Vancouver International Airport announced Thursday that it would increase its "Airport Improvement Fee" from $20 to $25, beginning on Jan. 1, 2020.

The fee is charged to all passengers travelling to destinations outside of British Columbia and the Yukon. The fee for passengers flying to within B.C. and the Yukon will remain at $5.

Airport president and CEO Craig Richmond announced the change in an address to the Greater Vancouver Board of Trade Thursday morning. In his speech, he described the increase as "absolutely necessary for the long-term financial health of the airport."

"If we took away the AIF, YVR wouldn't be able to keep up," Richmond said. "Our infrastructure would wear down, the passenger experience would decline, people would choose other airports for connections and we would not be able to deliver on our public mandate to provide economic and social benefits to our communities."

In a release, the airport said its improvement fee will still be "one of the lowest among the eight major Canadian airports." Only Ottawa International Airport will have a lower AIF, at $23.

First introduced in 1993, the fee accounts for 31 per cent of the airport's revenue. The rest of its revenue is divided into two categories: money from aeronautical sources (25 per cent) and non-aeronautical sources (44 per cent).

Funds collected through the fee must be used for capital infrastructure projects, such as terminal and runway improvements.

Last year, YVR announced a $9.1 billion 20-year improvement plan, which includes an indoor "forest" of Douglas fir trees, as well as extended runways and a sustainable parkade, which will include geo-thermal heating and spots for electric vehicles.

According to Thursday's announcement, the airport has collected $2.2 billion through its improvement fee since 1993, and has spent $3.7 billion on capital projects over that period of time.

In his remarks to the board of trade, Richmond said the airport recognizes that the fee increase "might not be a popular decision with the public," but believes it is essential.

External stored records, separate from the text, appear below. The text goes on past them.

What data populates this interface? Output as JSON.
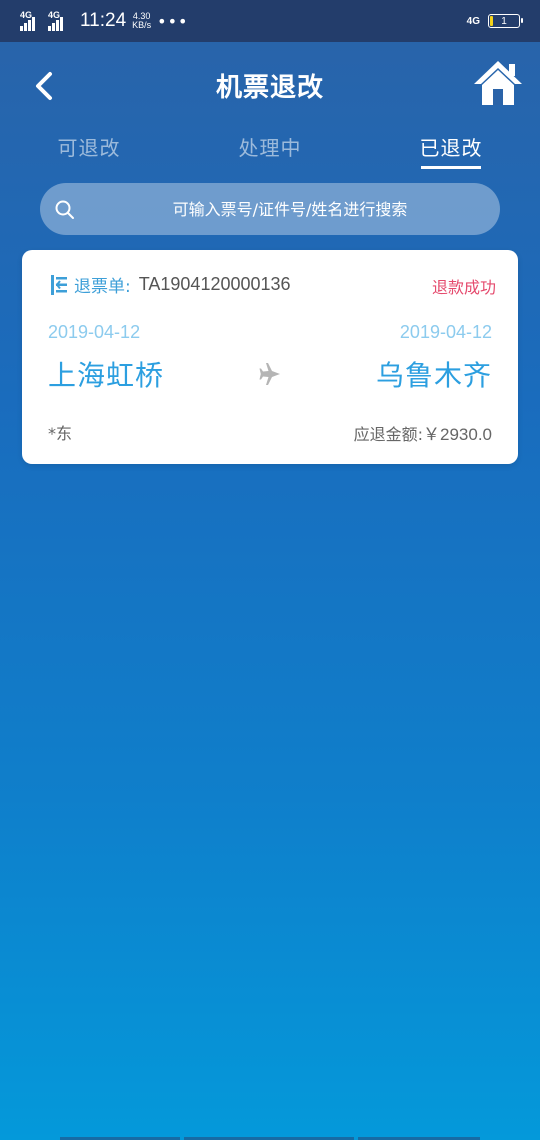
{
  "status_bar": {
    "network_left_1": "4G",
    "network_left_2": "4G",
    "time": "11:24",
    "speed_value": "4.30",
    "speed_unit": "KB/s",
    "dots": "•••",
    "network_right": "4G",
    "battery_level": "1"
  },
  "nav": {
    "title": "机票退改"
  },
  "tabs": [
    {
      "label": "可退改",
      "active": false
    },
    {
      "label": "处理中",
      "active": false
    },
    {
      "label": "已退改",
      "active": true
    }
  ],
  "search": {
    "placeholder": "可输入票号/证件号/姓名进行搜索"
  },
  "card": {
    "ticket_label": "退票单:",
    "ticket_number": "TA1904120000136",
    "status": "退款成功",
    "depart_date": "2019-04-12",
    "arrive_date": "2019-04-12",
    "depart_city": "上海虹桥",
    "arrive_city": "乌鲁木齐",
    "passenger": "*东",
    "refund_label": "应退金额:",
    "refund_value": "￥2930.0"
  },
  "colors": {
    "accent_blue": "#2c9fe0",
    "status_red": "#e54b6e",
    "date_blue": "#8ccbee"
  }
}
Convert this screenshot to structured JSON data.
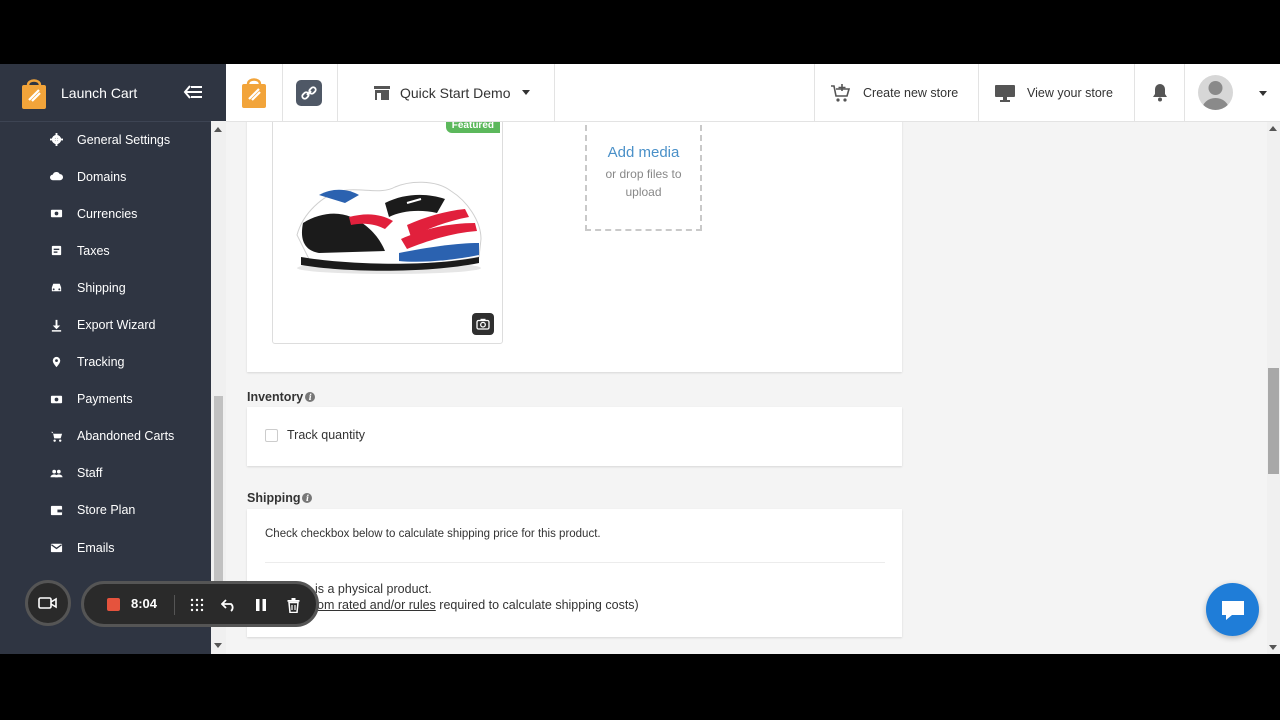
{
  "app": {
    "name": "Launch Cart",
    "store_name": "Quick Start Demo"
  },
  "header": {
    "create_store": "Create new store",
    "view_store": "View your store"
  },
  "sidebar": {
    "items": [
      {
        "label": "General Settings",
        "icon": "gear-icon"
      },
      {
        "label": "Domains",
        "icon": "cloud-icon"
      },
      {
        "label": "Currencies",
        "icon": "money-icon"
      },
      {
        "label": "Taxes",
        "icon": "receipt-icon"
      },
      {
        "label": "Shipping",
        "icon": "car-icon"
      },
      {
        "label": "Export Wizard",
        "icon": "download-icon"
      },
      {
        "label": "Tracking",
        "icon": "location-icon"
      },
      {
        "label": "Payments",
        "icon": "money-icon"
      },
      {
        "label": "Abandoned Carts",
        "icon": "cart-icon"
      },
      {
        "label": "Staff",
        "icon": "people-icon"
      },
      {
        "label": "Store Plan",
        "icon": "wallet-icon"
      },
      {
        "label": "Emails",
        "icon": "mail-icon"
      }
    ]
  },
  "media": {
    "badge": "Featured",
    "add_media": "Add media",
    "drop_hint_1": "or drop files to",
    "drop_hint_2": "upload"
  },
  "inventory": {
    "title": "Inventory",
    "track_quantity": "Track quantity",
    "track_checked": false
  },
  "shipping": {
    "title": "Shipping",
    "instruction": "Check checkbox below to calculate shipping price for this product.",
    "physical_partial": "is a physical product.",
    "rates_prefix": "om rated and/or rules",
    "rates_suffix": " required to calculate shipping costs)"
  },
  "recorder": {
    "time": "8:04"
  },
  "colors": {
    "sidebar_bg": "#2f3542",
    "accent_blue": "#4a90c8",
    "featured_green": "#5cb85c",
    "chat_blue": "#1f7dd8",
    "brand_orange": "#f2a43a"
  }
}
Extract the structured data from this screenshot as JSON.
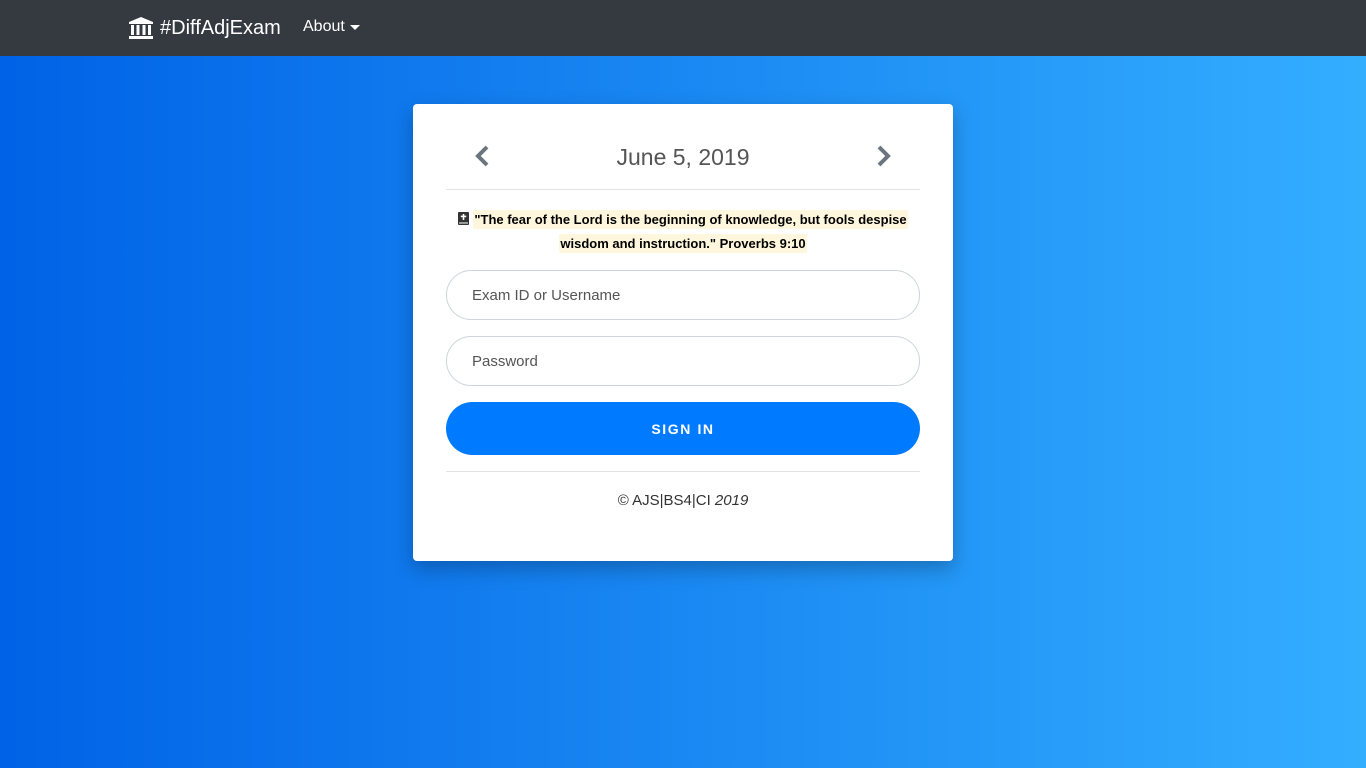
{
  "navbar": {
    "brand": "#DiffAdjExam",
    "brand_icon": "university-icon",
    "about_label": "About"
  },
  "card": {
    "date": "June 5, 2019",
    "prev_icon": "chevron-left-icon",
    "next_icon": "chevron-right-icon",
    "verse_icon": "bible-icon",
    "verse_line1": "\"The fear of the Lord is the beginning of knowledge, but fools despise",
    "verse_line2": "wisdom and instruction.\" Proverbs 9:10",
    "username_placeholder": "Exam ID or Username",
    "password_placeholder": "Password",
    "signin_label": "SIGN IN",
    "footer_copyright": "© AJS|BS4|CI",
    "footer_year": "2019"
  },
  "colors": {
    "navbar": "#343a40",
    "gradient_start": "#0062E6",
    "gradient_end": "#33AEFF",
    "button": "#007bff",
    "verse_highlight": "#fff7dd"
  }
}
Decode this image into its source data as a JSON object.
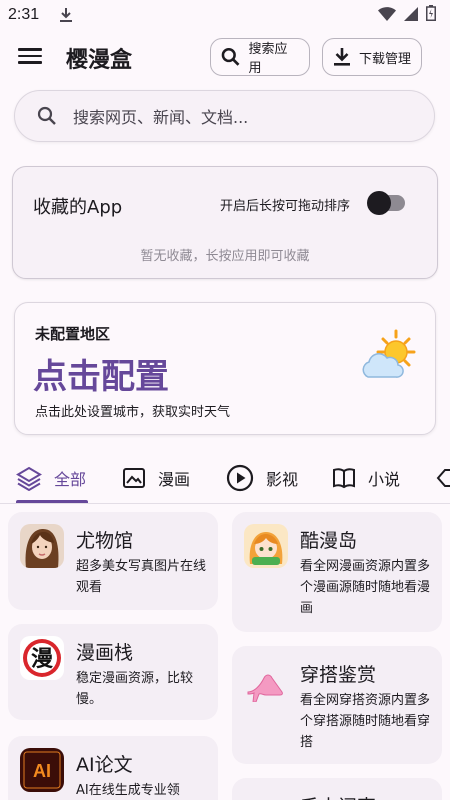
{
  "status_bar": {
    "time": "2:31"
  },
  "app_bar": {
    "title": "樱漫盒",
    "search_app_label": "搜索应用",
    "download_label": "下载管理"
  },
  "search": {
    "placeholder": "搜索网页、新闻、文档..."
  },
  "favorites": {
    "title": "收藏的App",
    "toggle_label": "开启后长按可拖动排序",
    "toggle_on": false,
    "empty_text": "暂无收藏，长按应用即可收藏"
  },
  "weather": {
    "region": "未配置地区",
    "cta": "点击配置",
    "hint": "点击此处设置城市，获取实时天气"
  },
  "tabs": [
    {
      "label": "全部",
      "icon": "layers-icon",
      "active": true
    },
    {
      "label": "漫画",
      "icon": "image-icon",
      "active": false
    },
    {
      "label": "影视",
      "icon": "play-circle-icon",
      "active": false
    },
    {
      "label": "小说",
      "icon": "book-icon",
      "active": false
    }
  ],
  "apps_left": [
    {
      "name": "尤物馆",
      "desc": "超多美女写真图片在线观看",
      "icon": "portrait-icon"
    },
    {
      "name": "漫画栈",
      "desc": "稳定漫画资源，比较慢。",
      "icon": "man-character-icon"
    },
    {
      "name": "AI论文",
      "desc": "AI在线生成专业领",
      "icon": "ai-logo-icon",
      "icon_text": "AI"
    }
  ],
  "apps_right": [
    {
      "name": "酷漫岛",
      "desc": "看全网漫画资源内置多个漫画源随时随地看漫画",
      "icon": "anime-girl-icon"
    },
    {
      "name": "穿搭鉴赏",
      "desc": "看全网穿搭资源内置多个穿搭源随时随地看穿搭",
      "icon": "high-heel-icon"
    },
    {
      "name": "千山阅声",
      "desc": "",
      "icon": "red-logo-icon"
    }
  ],
  "colors": {
    "accent": "#66489a",
    "background": "#fdf8fc",
    "card": "#f4eef5"
  }
}
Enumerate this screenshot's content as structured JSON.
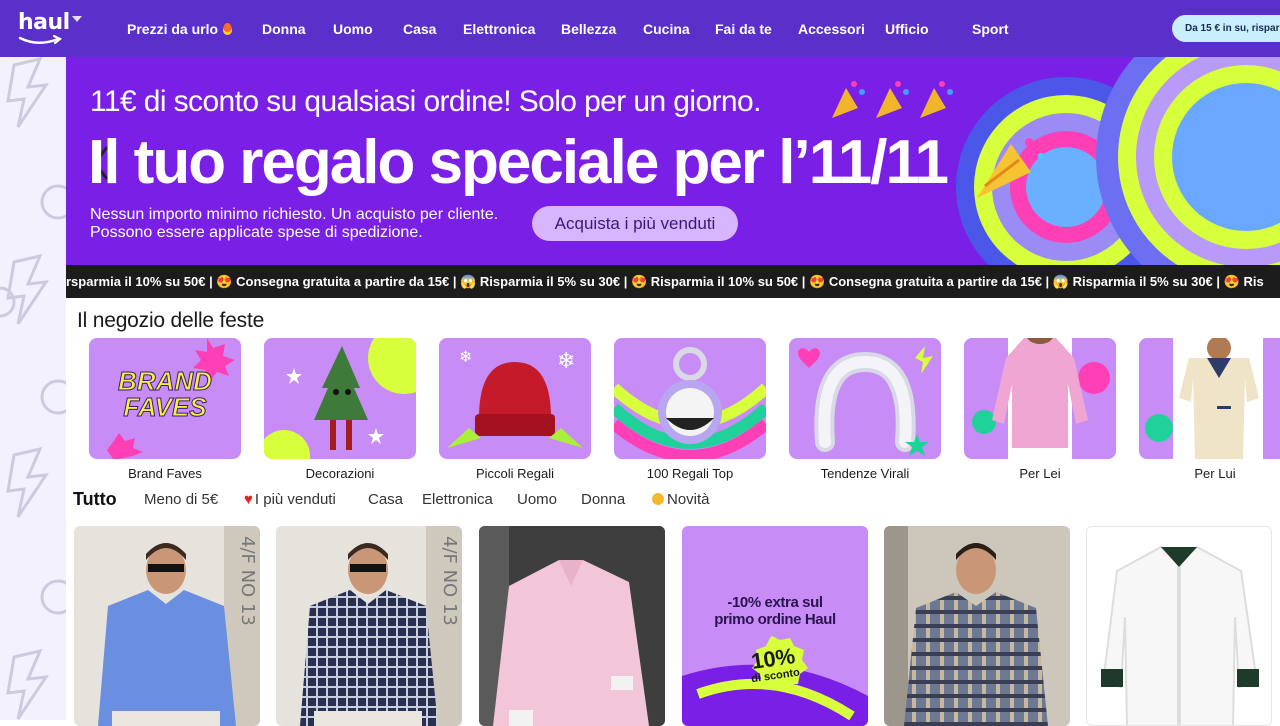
{
  "nav": {
    "logo_text": "haul",
    "links": [
      "Prezzi da urlo",
      "Donna",
      "Uomo",
      "Casa",
      "Elettronica",
      "Bellezza",
      "Cucina",
      "Fai da te",
      "Accessori",
      "Ufficio",
      "Sport"
    ],
    "promo_pill": "Da 15 € in su, rispar"
  },
  "banner": {
    "line1": "11€ di sconto su qualsiasi ordine! Solo per un giorno.",
    "title": "Il tuo regalo speciale per l’11/11",
    "small_line1": "Nessun importo minimo richiesto. Un acquisto per cliente.",
    "small_line2": "Possono essere applicate spese di spedizione.",
    "cta": "Acquista i più venduti"
  },
  "ticker": {
    "text": "rsparmia il 10% su 50€ | 😍 Consegna gratuita a partire da 15€ | 😱 Risparmia il 5% su 30€ | 😍 Risparmia il 10% su 50€ | 😍 Consegna gratuita a partire da 15€ | 😱 Risparmia il 5% su 30€ | 😍 Ris"
  },
  "section": {
    "title": "Il negozio delle feste",
    "categories": [
      {
        "label": "Brand Faves",
        "img_text_1": "BRAND",
        "img_text_2": "FAVES"
      },
      {
        "label": "Decorazioni"
      },
      {
        "label": "Piccoli Regali"
      },
      {
        "label": "100 Regali Top"
      },
      {
        "label": "Tendenze Virali"
      },
      {
        "label": "Per Lei"
      },
      {
        "label": "Per Lui"
      }
    ]
  },
  "tabs": {
    "items": [
      "Tutto",
      "Meno di 5€",
      "I più venduti",
      "Casa",
      "Elettronica",
      "Uomo",
      "Donna",
      "Novità"
    ]
  },
  "products": {
    "promo_line1": "-10% extra sul",
    "promo_line2": "primo ordine Haul",
    "promo_badge_1": "10%",
    "promo_badge_2": "di sconto",
    "sign_text": "4/F NO 13"
  },
  "colors": {
    "nav_bg": "#5b2fc9",
    "banner_bg": "#7a1fe6",
    "category_bg": "#c88cf6",
    "cta_bg": "#d7b5ff",
    "ticker_bg": "#1c1c1c",
    "pill_bg": "#c9efff"
  }
}
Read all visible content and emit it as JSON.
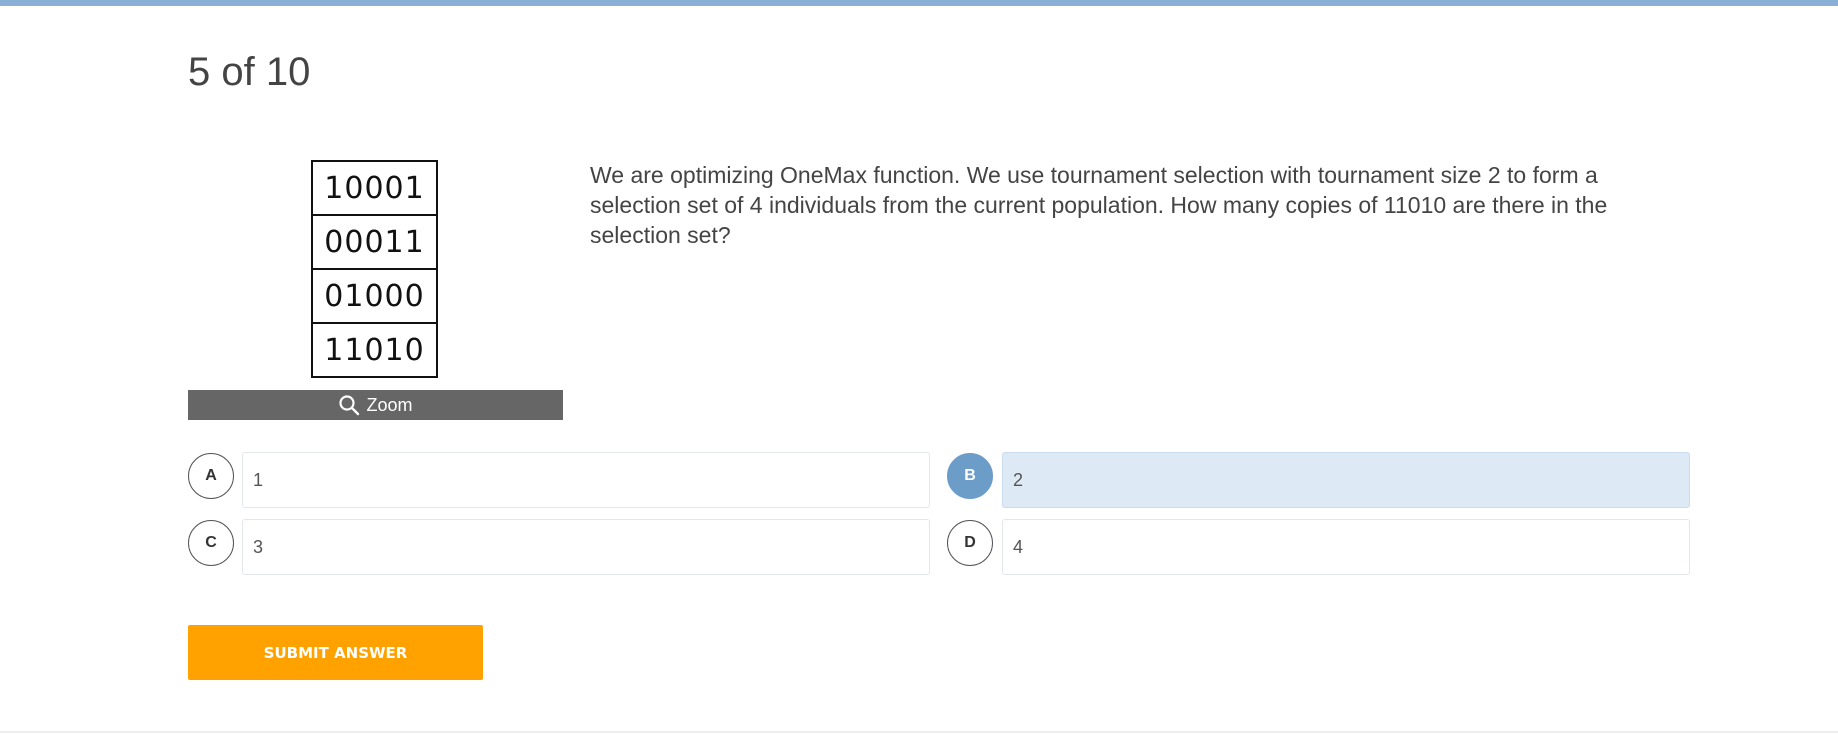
{
  "progress": {
    "current": "5",
    "of_label": "of",
    "total": "10",
    "text": "5 of 10"
  },
  "figure": {
    "population": [
      "10001",
      "00011",
      "01000",
      "11010"
    ],
    "zoom_label": "Zoom",
    "zoom_icon": "magnifier-icon"
  },
  "question": {
    "text": "We are optimizing OneMax function. We use tournament selection with tournament size 2 to form a selection set of 4 individuals from the current population. How many copies of 11010 are there in the selection set?"
  },
  "options": [
    {
      "letter": "A",
      "value": "1",
      "selected": false
    },
    {
      "letter": "B",
      "value": "2",
      "selected": true
    },
    {
      "letter": "C",
      "value": "3",
      "selected": false
    },
    {
      "letter": "D",
      "value": "4",
      "selected": false
    }
  ],
  "submit": {
    "label": "SUBMIT ANSWER"
  },
  "colors": {
    "top_bar": "#88afd6",
    "selected_circle": "#6c9dc9",
    "selected_box": "#dde9f4",
    "submit": "#ffa200",
    "zoom_bar": "#666666"
  }
}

When CTV News Vancouver asked about the improvement fee last year, Richmond said there were no plans to lower it in the near future. He did acknowledge, however, that the fees charged to airlines that travel through the airport had been decreased by 15 per cent a few years ago.

"What we charge the airlines is flat and has been reduced and is amongst the lowest airline charges in North America," Richmond said at the time.

On Thursday, Richmond also provided early results from the airport's latest economic impact study, which showed that YVR is responsible for $20.2 billion in total economic output. The airport supports more than 126,000 jobs across the province, Richmond said.

As many as 26 million passengers are expected to pass through YVR in 2019, making it the second-busiest airport in Canada.

That said, the fee is only charged to outbound passengers, so the actual number who pay it is significantly lower than 26 million. Likewise, as mentioned, travellers bound for destinations in B.C. and Yukon pay only $5, which further reduces the total amount the airport collects through improvement fees.

In 2018, YVR collected $172.1 million in airport improvement fees, according to a spokesperson.